> _Task statement_
Set down the full data below exactly as given, please.

> _Data about app and page elements_
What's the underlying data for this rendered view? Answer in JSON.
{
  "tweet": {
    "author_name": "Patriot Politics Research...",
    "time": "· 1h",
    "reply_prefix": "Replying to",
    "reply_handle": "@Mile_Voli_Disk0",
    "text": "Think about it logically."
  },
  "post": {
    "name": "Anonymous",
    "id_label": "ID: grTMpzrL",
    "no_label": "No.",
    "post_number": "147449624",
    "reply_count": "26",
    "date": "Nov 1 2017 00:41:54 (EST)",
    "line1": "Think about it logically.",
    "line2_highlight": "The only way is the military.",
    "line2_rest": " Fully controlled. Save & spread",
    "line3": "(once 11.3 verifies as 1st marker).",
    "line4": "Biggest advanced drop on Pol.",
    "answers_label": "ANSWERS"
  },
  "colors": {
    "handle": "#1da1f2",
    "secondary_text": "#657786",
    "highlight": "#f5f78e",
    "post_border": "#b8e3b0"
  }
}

> _Completed exercise_
What's the underlying data for this rendered view? Answer in JSON.
{
  "tweet": {
    "author_name": "Patriot Politics Research...",
    "time": "· 1h",
    "reply_prefix": "Replying to",
    "reply_handle": "@Mile_Voli_Disk0",
    "text": "Think about it logically."
  },
  "post": {
    "name": "Anonymous",
    "id_label": "ID: grTMpzrL",
    "no_label": "No.",
    "post_number": "147449624",
    "reply_count": "26",
    "date": "Nov 1 2017 00:41:54 (EST)",
    "line1": "Think about it logically.",
    "line2_highlight": "The only way is the military.",
    "line2_rest": " Fully controlled. Save & spread",
    "line3": "(once 11.3 verifies as 1st marker).",
    "line4": "Biggest advanced drop on Pol.",
    "answers_label": "ANSWERS"
  },
  "colors": {
    "handle": "#1da1f2",
    "secondary_text": "#657786",
    "highlight": "#f5f78e",
    "post_border": "#b8e3b0"
  }
}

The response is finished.